In the waning days of the 2012 major league season, Niki Congero received an unusual text message. It came from a man she had never met — a sports handicapper who for a couple of weeks had been texting unsolicited betting tips to her cellphone.

“LOL,” wrote the man, who identified himself as James Hunter from VIP Sports. “I got a baseball game that will be fixed on sunday.”

Congero, a co-owner of a recording studio in Las Vegas, had celebrity connections. She was hosting an upcoming charity event at the Mirage hotel featuring reality-TV stars and figured the handicapper was offering her free tips because he had pegged her as a conduit to high-profile clients.

At first the tips were nothing special, Congero told The Center for Investigative Reporting. Then the handicapper guaranteed her a winner in the Sept. 16 game between the Pirates and the Cubs at Wrigley Field. “My best friend is pitching today for the ­pirates,” Hunter texted. “His name is jeff locke. he will not have a good day.” In a later text he wrote, “Tell your biggest people that pirates game today is fixed. My friend will be throwing this game.”

Pittsburgh jumped out to an early lead behind Locke, a late-season call-up. While the Bucs were ahead, Congero says, the handicapper phoned her, acknowledging that the game wasn’t going the way he had predicted.

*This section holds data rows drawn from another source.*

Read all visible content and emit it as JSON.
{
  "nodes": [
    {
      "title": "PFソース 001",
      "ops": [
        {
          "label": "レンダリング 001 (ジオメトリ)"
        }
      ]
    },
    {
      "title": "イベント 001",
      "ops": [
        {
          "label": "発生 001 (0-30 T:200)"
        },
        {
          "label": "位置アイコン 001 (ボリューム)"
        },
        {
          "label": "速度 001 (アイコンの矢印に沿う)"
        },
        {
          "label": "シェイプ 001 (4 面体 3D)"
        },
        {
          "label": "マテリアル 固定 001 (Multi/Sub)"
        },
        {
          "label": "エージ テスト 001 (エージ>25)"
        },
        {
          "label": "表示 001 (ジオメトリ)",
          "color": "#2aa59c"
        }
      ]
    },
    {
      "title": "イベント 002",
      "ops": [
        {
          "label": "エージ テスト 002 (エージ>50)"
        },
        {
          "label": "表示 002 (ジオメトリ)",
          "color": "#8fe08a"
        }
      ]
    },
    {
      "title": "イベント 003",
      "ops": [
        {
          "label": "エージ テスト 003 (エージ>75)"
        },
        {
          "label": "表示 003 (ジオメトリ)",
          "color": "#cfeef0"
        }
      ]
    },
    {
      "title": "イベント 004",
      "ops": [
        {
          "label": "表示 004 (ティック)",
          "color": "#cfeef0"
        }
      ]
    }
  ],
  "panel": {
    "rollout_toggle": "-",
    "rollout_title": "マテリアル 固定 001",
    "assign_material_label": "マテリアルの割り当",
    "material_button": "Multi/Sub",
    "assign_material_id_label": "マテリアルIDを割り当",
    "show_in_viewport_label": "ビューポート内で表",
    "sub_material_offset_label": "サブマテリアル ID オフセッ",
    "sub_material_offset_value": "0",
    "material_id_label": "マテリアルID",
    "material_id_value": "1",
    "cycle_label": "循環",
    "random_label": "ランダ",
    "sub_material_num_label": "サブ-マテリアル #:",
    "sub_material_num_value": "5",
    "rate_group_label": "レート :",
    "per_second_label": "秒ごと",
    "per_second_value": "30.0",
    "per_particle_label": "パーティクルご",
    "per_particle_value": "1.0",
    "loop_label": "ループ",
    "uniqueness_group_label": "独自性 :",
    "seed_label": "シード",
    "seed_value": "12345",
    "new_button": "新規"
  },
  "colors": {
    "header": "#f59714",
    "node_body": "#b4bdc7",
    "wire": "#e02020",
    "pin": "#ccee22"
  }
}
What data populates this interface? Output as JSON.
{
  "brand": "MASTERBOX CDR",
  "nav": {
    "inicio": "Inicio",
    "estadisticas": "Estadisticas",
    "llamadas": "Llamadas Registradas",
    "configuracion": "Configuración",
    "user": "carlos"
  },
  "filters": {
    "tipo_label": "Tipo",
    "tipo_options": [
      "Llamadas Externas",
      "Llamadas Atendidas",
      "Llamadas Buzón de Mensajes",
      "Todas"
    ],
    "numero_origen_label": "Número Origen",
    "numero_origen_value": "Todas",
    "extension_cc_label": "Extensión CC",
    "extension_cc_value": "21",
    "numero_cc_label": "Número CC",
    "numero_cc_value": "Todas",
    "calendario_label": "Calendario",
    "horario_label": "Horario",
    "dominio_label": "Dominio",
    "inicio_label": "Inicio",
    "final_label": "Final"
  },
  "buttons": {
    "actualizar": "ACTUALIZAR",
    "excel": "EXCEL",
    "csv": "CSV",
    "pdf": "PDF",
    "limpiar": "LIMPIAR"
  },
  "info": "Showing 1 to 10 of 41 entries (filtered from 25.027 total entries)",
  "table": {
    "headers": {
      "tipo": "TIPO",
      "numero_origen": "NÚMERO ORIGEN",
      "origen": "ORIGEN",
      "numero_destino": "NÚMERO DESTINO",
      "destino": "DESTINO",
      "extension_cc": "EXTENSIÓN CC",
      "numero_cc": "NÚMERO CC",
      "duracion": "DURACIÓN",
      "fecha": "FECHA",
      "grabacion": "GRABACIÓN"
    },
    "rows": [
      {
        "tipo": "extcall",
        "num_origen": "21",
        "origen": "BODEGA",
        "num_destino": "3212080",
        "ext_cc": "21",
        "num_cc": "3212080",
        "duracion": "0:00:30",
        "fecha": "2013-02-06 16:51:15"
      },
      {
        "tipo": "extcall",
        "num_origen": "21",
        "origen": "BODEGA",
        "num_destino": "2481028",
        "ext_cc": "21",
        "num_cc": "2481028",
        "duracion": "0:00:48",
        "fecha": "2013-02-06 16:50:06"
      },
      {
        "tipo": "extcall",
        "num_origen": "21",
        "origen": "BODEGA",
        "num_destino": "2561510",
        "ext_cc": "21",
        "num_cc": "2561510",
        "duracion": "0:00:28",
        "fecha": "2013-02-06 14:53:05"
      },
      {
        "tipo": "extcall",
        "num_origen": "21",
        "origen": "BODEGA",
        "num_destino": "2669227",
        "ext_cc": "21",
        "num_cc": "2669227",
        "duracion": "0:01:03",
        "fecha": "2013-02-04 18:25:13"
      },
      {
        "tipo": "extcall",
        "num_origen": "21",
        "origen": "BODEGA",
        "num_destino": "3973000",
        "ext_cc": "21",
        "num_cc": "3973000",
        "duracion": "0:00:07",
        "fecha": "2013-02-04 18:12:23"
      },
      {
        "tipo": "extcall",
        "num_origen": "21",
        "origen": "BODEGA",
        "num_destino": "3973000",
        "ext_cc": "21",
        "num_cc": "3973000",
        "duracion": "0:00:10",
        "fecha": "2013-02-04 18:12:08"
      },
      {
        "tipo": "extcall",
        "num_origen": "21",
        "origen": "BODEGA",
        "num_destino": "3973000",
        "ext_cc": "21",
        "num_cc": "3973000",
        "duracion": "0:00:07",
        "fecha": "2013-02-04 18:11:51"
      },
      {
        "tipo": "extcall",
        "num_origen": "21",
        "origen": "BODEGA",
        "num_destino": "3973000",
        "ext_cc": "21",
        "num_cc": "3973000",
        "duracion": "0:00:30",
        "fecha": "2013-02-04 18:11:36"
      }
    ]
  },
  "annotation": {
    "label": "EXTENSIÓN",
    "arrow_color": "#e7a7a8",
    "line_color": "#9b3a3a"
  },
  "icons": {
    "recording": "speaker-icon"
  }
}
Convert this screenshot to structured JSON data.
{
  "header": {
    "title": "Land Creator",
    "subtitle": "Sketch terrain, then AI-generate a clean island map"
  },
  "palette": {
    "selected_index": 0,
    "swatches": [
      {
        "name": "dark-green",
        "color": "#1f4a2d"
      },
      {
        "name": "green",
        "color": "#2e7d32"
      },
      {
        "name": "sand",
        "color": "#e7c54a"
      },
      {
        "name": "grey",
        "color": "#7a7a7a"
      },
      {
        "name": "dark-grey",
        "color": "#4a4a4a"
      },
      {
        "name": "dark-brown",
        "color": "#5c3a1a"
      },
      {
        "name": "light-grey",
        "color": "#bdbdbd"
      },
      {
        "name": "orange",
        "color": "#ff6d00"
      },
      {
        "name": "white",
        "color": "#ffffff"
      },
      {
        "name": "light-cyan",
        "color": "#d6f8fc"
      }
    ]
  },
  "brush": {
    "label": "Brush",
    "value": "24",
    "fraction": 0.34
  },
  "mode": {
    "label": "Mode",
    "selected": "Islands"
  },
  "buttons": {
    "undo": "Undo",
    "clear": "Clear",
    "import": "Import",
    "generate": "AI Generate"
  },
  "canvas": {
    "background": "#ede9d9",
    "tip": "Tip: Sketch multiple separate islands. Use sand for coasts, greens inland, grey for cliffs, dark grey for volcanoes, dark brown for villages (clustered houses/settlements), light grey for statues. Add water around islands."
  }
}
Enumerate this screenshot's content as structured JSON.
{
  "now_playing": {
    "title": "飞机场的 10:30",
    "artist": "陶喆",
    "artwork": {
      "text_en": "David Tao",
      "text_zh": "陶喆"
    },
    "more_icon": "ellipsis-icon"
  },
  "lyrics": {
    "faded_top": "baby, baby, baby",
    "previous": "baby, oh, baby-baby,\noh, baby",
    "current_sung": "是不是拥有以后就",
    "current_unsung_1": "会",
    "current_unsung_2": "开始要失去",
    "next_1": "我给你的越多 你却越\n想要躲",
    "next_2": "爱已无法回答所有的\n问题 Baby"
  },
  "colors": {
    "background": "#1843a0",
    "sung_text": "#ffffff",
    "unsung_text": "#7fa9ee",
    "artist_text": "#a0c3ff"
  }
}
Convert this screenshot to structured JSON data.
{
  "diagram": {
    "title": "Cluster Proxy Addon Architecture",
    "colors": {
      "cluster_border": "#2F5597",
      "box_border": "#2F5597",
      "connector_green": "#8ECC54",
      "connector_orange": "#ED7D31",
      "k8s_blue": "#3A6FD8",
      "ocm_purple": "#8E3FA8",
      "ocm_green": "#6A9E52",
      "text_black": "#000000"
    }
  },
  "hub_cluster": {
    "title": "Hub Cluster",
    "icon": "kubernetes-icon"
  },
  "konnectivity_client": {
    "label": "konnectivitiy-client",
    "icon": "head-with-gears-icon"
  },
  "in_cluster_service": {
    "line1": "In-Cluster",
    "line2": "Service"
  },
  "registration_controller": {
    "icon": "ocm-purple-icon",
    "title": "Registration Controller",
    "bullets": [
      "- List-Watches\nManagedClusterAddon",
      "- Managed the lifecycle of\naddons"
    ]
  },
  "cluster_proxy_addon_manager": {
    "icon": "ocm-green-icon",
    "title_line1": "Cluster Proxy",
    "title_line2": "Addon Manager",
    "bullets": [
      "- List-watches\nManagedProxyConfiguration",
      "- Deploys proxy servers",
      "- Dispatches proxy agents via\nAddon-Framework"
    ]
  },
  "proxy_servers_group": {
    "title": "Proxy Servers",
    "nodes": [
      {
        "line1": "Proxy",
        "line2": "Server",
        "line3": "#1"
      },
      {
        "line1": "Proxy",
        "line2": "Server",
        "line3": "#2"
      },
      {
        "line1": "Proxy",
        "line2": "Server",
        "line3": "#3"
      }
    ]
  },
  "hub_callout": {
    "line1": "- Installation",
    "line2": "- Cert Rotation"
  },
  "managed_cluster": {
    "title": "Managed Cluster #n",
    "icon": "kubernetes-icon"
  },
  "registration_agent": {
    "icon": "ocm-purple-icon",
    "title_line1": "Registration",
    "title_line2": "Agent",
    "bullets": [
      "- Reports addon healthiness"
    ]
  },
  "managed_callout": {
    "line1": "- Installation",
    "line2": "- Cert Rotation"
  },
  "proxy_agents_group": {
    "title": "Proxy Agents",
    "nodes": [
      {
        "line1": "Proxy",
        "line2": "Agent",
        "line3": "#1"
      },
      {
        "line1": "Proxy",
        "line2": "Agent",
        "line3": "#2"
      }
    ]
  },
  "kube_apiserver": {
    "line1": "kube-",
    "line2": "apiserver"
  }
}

He implied that he was in touch with the lefthander even as the game was under way.

“I talked to my friend the pitcher, and he said he was going to make it right,” Congero remembers him saying.

Sure enough, in the bottom of the fifth inning, Locke fell apart. In a span of eight pitches he gave up a home run, a single, another home run and another single, shrinking the Pirates’ lead from 6-1 to 6-5. He left the game, and Pittsburgh went on to lose 13-9.